Isilon Rolls Out Unified Scale-Out Storage Platform

August 31, 2010

By Bio-IT World Staff

September 1, 2010
| Data storage company Isilon is introducing what it claims is the industry’s first and only unified scale-out storage platform for the enterprise, by integrating the iSCSI protocol into its OneFS operating system.

The new platform allows clients to consolidate file- and block-based applications onto a single, shared pool of storage, simplifying data management to increase resource utilization and efficiency for virtualized and non-virtualized environments.   

Sam Grocott, Isilon’s VP marketing, told Bio-IT World that historically, Isilon focused on NAS (network-attached storage) for unstructured data. “Last year, we introduced products to focus on segment of virtualized data, so we could handle virtualized and file data. Now, we’re introducing a unified scale platform.”
“We’re the only enterprise vendor offering file and block,” adds Nick Kirsch, director of product development.
“Until now, enterprises have been forced to either deploy separate systems for separate applications, or attempt to consolidate on complex architectures that handicap growth and inflate costs,” says Grocott. Isilon’s latest storage solutions “meet the needs of today’s virtualized enterprise data center by scaling storage in-line with virtual server demands to minimize costs and maximize efficiency.” 

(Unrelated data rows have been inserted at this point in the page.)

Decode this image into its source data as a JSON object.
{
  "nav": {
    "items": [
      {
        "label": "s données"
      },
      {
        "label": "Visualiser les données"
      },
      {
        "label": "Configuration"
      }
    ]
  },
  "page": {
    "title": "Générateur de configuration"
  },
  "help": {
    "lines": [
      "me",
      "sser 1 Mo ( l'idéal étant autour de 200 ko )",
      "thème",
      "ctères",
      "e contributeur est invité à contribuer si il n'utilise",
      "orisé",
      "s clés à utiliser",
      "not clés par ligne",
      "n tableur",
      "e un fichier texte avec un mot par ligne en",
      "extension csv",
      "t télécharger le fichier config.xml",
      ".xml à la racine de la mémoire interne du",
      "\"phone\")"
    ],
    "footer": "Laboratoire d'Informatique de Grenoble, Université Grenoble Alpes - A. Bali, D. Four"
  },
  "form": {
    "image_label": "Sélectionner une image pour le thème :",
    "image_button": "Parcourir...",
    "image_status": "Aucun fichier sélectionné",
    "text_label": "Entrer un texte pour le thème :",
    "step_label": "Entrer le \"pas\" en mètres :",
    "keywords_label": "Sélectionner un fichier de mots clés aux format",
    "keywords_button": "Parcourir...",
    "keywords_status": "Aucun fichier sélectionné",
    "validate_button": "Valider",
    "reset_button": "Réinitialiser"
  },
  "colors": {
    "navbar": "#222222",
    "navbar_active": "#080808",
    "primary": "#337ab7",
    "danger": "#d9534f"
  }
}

“Applications like vmware and email require block storage requiring iSCSI [a protocol for accessing a block device], whereas bioinformatics and sequencing are file-based applications,” says Grocott. With the addition of block to file, all can now be stored in the unified scale-out system. “It’s no longer just your file or sequenced data,” says Grocott. One current life sciences customer is the Oklahoma Medical Research Research, which has consolidated all its life sciences data into one storage pool.

Growth Curve
By delivering both file- and block-level data access from a single, scale-out solution, Isilon says it can eliminate the data fragmentation common with traditional SAN and NAS in virtualized environments.
“Bioinformatics groups don’t [typically] have an army of IT managers,” says Grocott. “They’re not only managing sequencing storage but databases, analysis, etc. . . Now they can simplify their environment even more, consolidate SAN and block-storage applications into the same single resource, which is easy to manage and grow. It’s a major advance in consolidating and simplifying these environments that aren’t IT centric.”

And one more thing, says Grocott: “It is free and seamless,” at least to existing customers.

Isilon is one of several storage companies enjoying a purple patch as the demand for storage in life sciences and other verticals surges. Business grew nearly 50% in the first half of 2010, with 17% revenues attributable to the life sciences sector, Isilon’s second largest vertical after media. The firm’s stock price reflects that growth, rising about 350% in the past 12 months.

Among Isilon’s marquee customers in the life sciences space are the Broad Institute and BGI (formerly the Beijing Genomics Institute), which Grocott says has been a customer since the beginning of 2010. Grocott won’t divulge precise numbers but says that Isilon is “working very closely to help with the build out” of BGI’s data center, which could reach a staggering one Exabyte by the end of this year.